  1. Here you go again, writing like as equalist, one of those crazy people who treats all humans on their individual merits: open, unbiased, non-discriminatory. It’ll never catch on. We’ll know it won’t when the Oscar nominees are all disabled, black lesbians who have produced some really crap movies but hey, who cares, it’s not about the products’ quality, it’s only about their individual qualities.

    Personally, I don’t give a toss about the race/faith/gender status of any author, composer, song-writer or artist, I’ll enjoy their output or not regardless. But the woke agenda starts to create a risk that equalists like me will start asking first “Why am I being asked to like this?”, rather than just evaluating it on its merits and, if I think I’m being woke-washed, then I’ll start off disliking it even before it’s had a chance to impress.

    Perhaps we equalists are an oppressed minority ourselves, one which should be protected and promoted by woke-world – that would confuse the poor snowflakes.

    Liked by 1 person

    1. I have to admit, it was a toss-up between this post being as you see it or simply being a lengthy ‘GRRRRRRRRRRR’ in the style of Dennis the Menace’s Gnasher. In other words, it’s been brewing for some time…

      Like

  2. I think that rock music, at its core, is satanic, pagan, Luciferian, Crowleyian. Downright evil. And that’s why I love it.

    “Heavens, white rose,
    the doors you open,
    I just can’t close
    Don’t turn around
    And don’t look back”

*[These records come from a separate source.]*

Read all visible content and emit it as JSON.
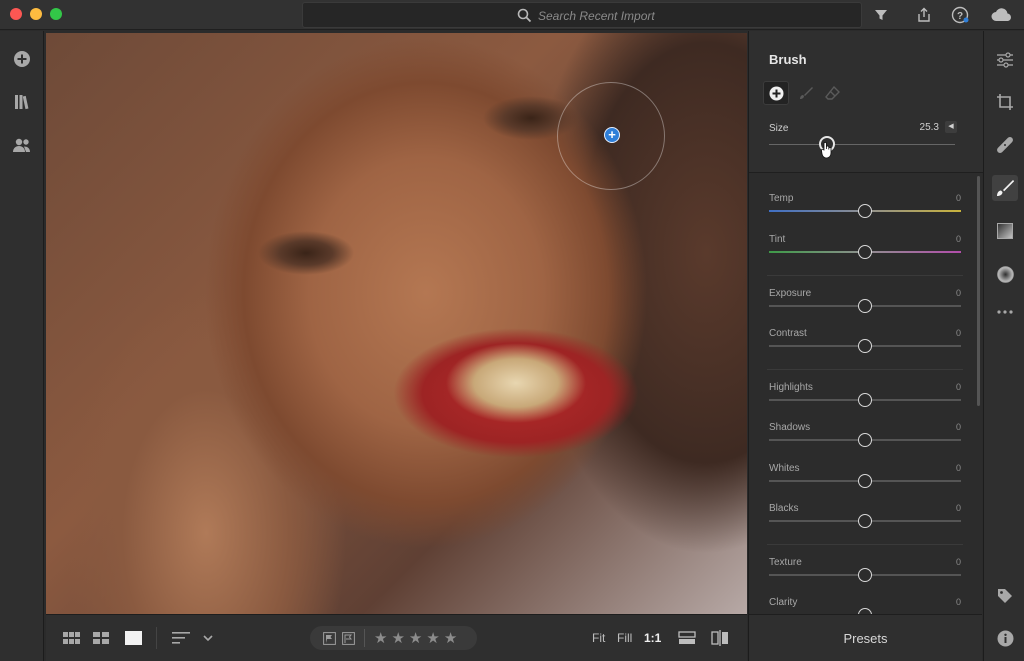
{
  "window": {
    "traffic_colors": [
      "#fc5753",
      "#fdbc40",
      "#33c748"
    ]
  },
  "search": {
    "placeholder": "Search Recent Import",
    "icon": "search-icon"
  },
  "top_icons": [
    "filter-icon",
    "share-icon",
    "help-icon",
    "cloud-icon"
  ],
  "left_rail": {
    "items": [
      "add-photos-icon",
      "library-icon",
      "people-icon"
    ]
  },
  "photo": {
    "brush_cursor": "brush-add-pin-icon"
  },
  "bottom_bar": {
    "view_icons": [
      "grid-large-icon",
      "grid-small-icon",
      "single-view-icon"
    ],
    "sort_icon": "sort-icon",
    "flags": [
      "flag-pick-icon",
      "flag-reject-icon"
    ],
    "stars": [
      "★",
      "★",
      "★",
      "★",
      "★"
    ],
    "fit_label": "Fit",
    "fill_label": "Fill",
    "one_to_one_label": "1:1",
    "right_icons": [
      "compare-icon",
      "before-after-icon"
    ]
  },
  "panel": {
    "title": "Brush",
    "tools": [
      "add-brush-icon",
      "brush-icon",
      "erase-icon"
    ],
    "size": {
      "label": "Size",
      "value": "25.3",
      "fraction": 0.27
    },
    "sliders": [
      {
        "label": "Temp",
        "value": "0"
      },
      {
        "label": "Tint",
        "value": "0"
      },
      {
        "label": "Exposure",
        "value": "0"
      },
      {
        "label": "Contrast",
        "value": "0"
      },
      {
        "label": "Highlights",
        "value": "0"
      },
      {
        "label": "Shadows",
        "value": "0"
      },
      {
        "label": "Whites",
        "value": "0"
      },
      {
        "label": "Blacks",
        "value": "0"
      },
      {
        "label": "Texture",
        "value": "0"
      },
      {
        "label": "Clarity",
        "value": "0"
      }
    ]
  },
  "presets_label": "Presets",
  "right_rail": {
    "items": [
      "edit-sliders-icon",
      "crop-icon",
      "healing-icon",
      "brush-tool-icon",
      "linear-gradient-icon",
      "radial-gradient-icon",
      "more-icon",
      "tag-icon",
      "info-icon"
    ],
    "active": "brush-tool-icon"
  }
}
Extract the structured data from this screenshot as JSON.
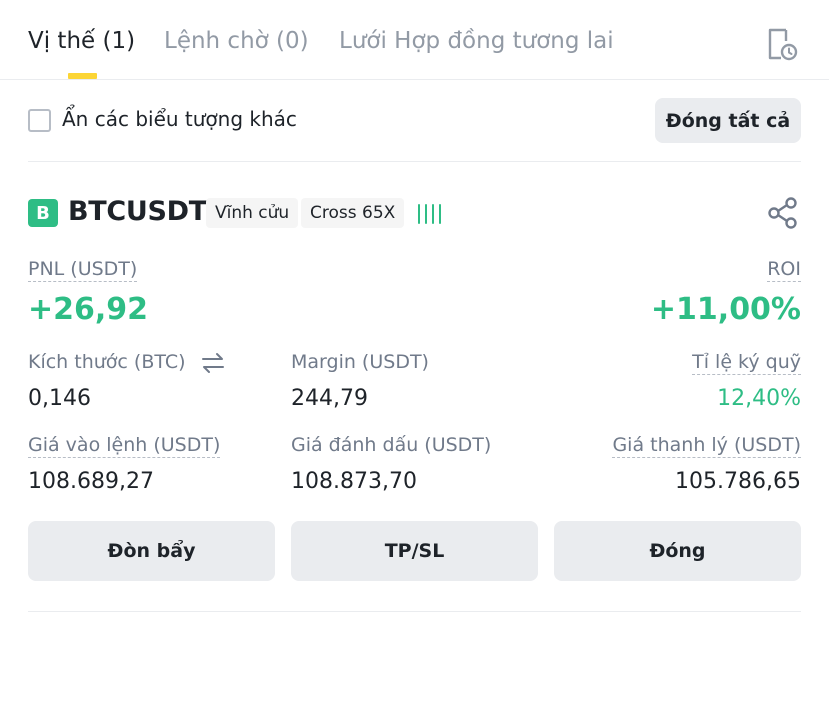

    Like

  3. I think it’s largely a reflection of the way we consume media now. People can have their own individual experiences with “content” now, rather than accepting whatever is handed down from the corporate gatekeepers (there are obviously still corporate gatekeepers, but many many more gates from which a great deal more content is streaming, no pun intended). There has been a lot of public over-correction but I think the whole thing will balance itself out. It is, if nothing else, an interesting time to be an artist…

    Liked by 1 person

  4. “If popular music had adopted a contemporary Identity Politics approach to prevent the cross-fertilisation of culture in the 1960s, Motown would have been confined to the ghettos, and London would have swung to The Beverly Sisters.”

    Nicely phrased, and I quite agree.

    Liked by 1 person

Comments are closed.